Rosen steadied the ship upon entering the game, going 5-for-7 for 59 yards including a mightily impressive 39-yard completion on a scramble away from pressure. Rosen ended his Week 3 game with a 90.9 overall grade, his second overall grade above 70.0. Through three preseason games, Rosen tops the Magic Man in adjusted completion percentage (76.2% to 71.4%), passer rating under pressure (95.4 to 63.0), passing grade (76.3 to 53.7) and in negatively graded play rate (6.5% to 7.9%).
Pittsburgh Steelers: Donte Moncrief vs. Diontae Johnson vs. James Washington, WR
With AB out of town, the Pittsburgh Steelers badly needed someone to show up in a big way this preseason to save JuJu Smith-Schuster from having to single-handedly carry this passing attack. And luckily, sophomore wideout James Washington has seemingly figured it all out just in the knick of time.

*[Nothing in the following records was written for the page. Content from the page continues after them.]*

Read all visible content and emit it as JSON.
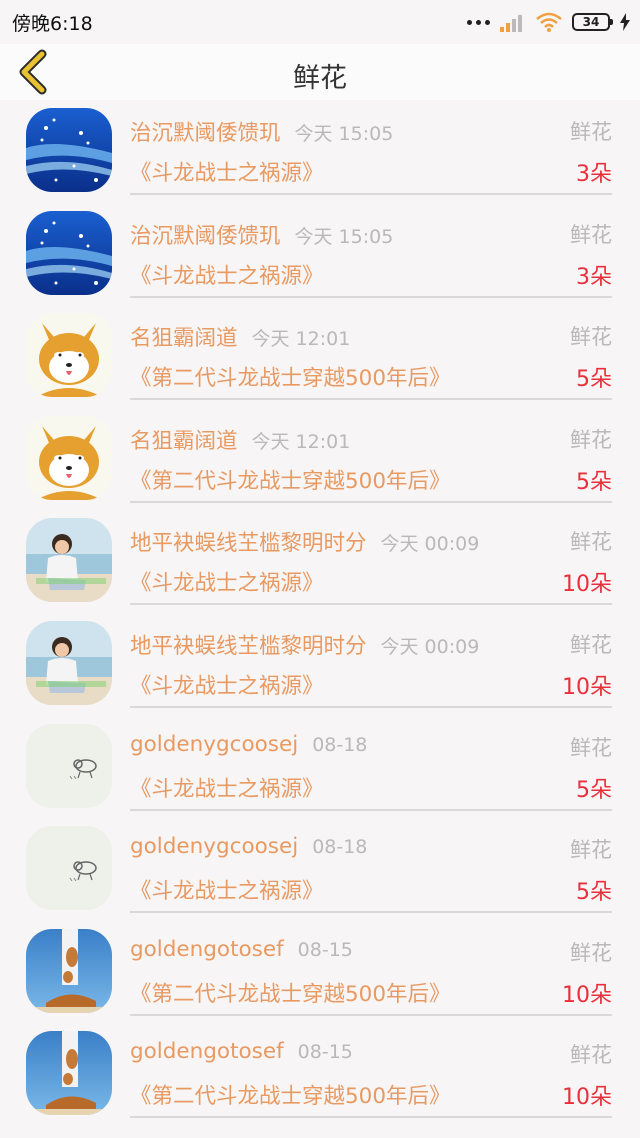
{
  "status_bar": {
    "time": "傍晚6:18",
    "battery": "34"
  },
  "nav": {
    "title": "鲜花"
  },
  "colors": {
    "accent_text": "#e89a62",
    "count_text": "#e8303c",
    "muted_text": "#b9b9b9",
    "back_icon": "#e8c230"
  },
  "rows": [
    {
      "avatar": "snowflake-wave",
      "name": "治沉默阈倭馈玑",
      "time": "今天 15:05",
      "gift": "鲜花",
      "book": "《斗龙战士之祸源》",
      "count": "3朵"
    },
    {
      "avatar": "snowflake-wave",
      "name": "治沉默阈倭馈玑",
      "time": "今天 15:05",
      "gift": "鲜花",
      "book": "《斗龙战士之祸源》",
      "count": "3朵"
    },
    {
      "avatar": "shiba-dog",
      "name": "名狙霸阔道",
      "time": "今天 12:01",
      "gift": "鲜花",
      "book": "《第二代斗龙战士穿越500年后》",
      "count": "5朵"
    },
    {
      "avatar": "shiba-dog",
      "name": "名狙霸阔道",
      "time": "今天 12:01",
      "gift": "鲜花",
      "book": "《第二代斗龙战士穿越500年后》",
      "count": "5朵"
    },
    {
      "avatar": "beach-person",
      "name": "地平袂蜈线芏槛黎明时分",
      "time": "今天 00:09",
      "gift": "鲜花",
      "book": "《斗龙战士之祸源》",
      "count": "10朵"
    },
    {
      "avatar": "beach-person",
      "name": "地平袂蜈线芏槛黎明时分",
      "time": "今天 00:09",
      "gift": "鲜花",
      "book": "《斗龙战士之祸源》",
      "count": "10朵"
    },
    {
      "avatar": "sketch-animal",
      "name": "goldenygcoosej",
      "time": "08-18",
      "gift": "鲜花",
      "book": "《斗龙战士之祸源》",
      "count": "5朵"
    },
    {
      "avatar": "sketch-animal",
      "name": "goldenygcoosej",
      "time": "08-18",
      "gift": "鲜花",
      "book": "《斗龙战士之祸源》",
      "count": "5朵"
    },
    {
      "avatar": "upside-down-dog",
      "name": "goldengotosef",
      "time": "08-15",
      "gift": "鲜花",
      "book": "《第二代斗龙战士穿越500年后》",
      "count": "10朵"
    },
    {
      "avatar": "upside-down-dog",
      "name": "goldengotosef",
      "time": "08-15",
      "gift": "鲜花",
      "book": "《第二代斗龙战士穿越500年后》",
      "count": "10朵"
    }
  ]
}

In games against the Bucs and the Chiefs, Washington has now caught eight of his 10 targets for 162 yards, one touchdown and six first downs, generating a passer rating of 152.1 that ranks first among the 37 wide receivers who’ve seen at least 10 targets so far this preseason. Among that same group of players, Washington also ranks first in yards per route run (4.91) and receiving grade (87.7), while he also leads the league with 105 receiving yards from deep passes (passes of 20 or more air yards downfield), reminding us of the player that led the nation in deep yards in his final season at OSU.
Diontae Johnson has performed well enough in his own right, catching 3-of-5 targets for 46 yards and a score himself, with two of his plays coming from deep passes — an impressive feat given that he’s faced press coverage on 18 of his 23 routes. After two preseason games, Johnson has earned a respectable 78.7 receiving grade, but if James Washington can continue tho make those high-level plays downfield, this No. 2 role should be his to start the year.

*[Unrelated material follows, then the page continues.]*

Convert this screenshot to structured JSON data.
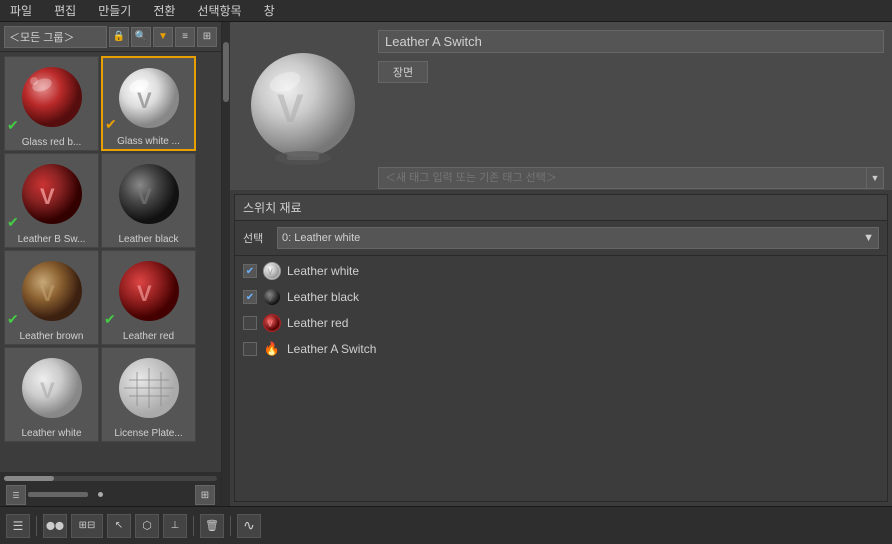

Washington Redskins: Case Keenum vs. Dwayne Haskins, QB
We examined the Redskins’ quarterback battle earlier this week, and nothing in the post-Week 3 landscape has made us change our minds.
With just one preseason game left to play, Keenum has a leg up on Haskins in passing grade (87.9 to 47.9), adjusted completion percentage (75.0% to 66.7%) and passer rating from a clean pocket (131.3 to 59.5), with the latter being the fifth-best mark among quarterbacks so far this preseason. But what’ll really make the difference for Jay Gruden & Co., is Keenum’s experience and the ability to avoid the mistakes that can be frequent within a rookie’s game. Through three games, Keenum didn’t record a single turnover-worthy play, while Haskins has already put two on tape.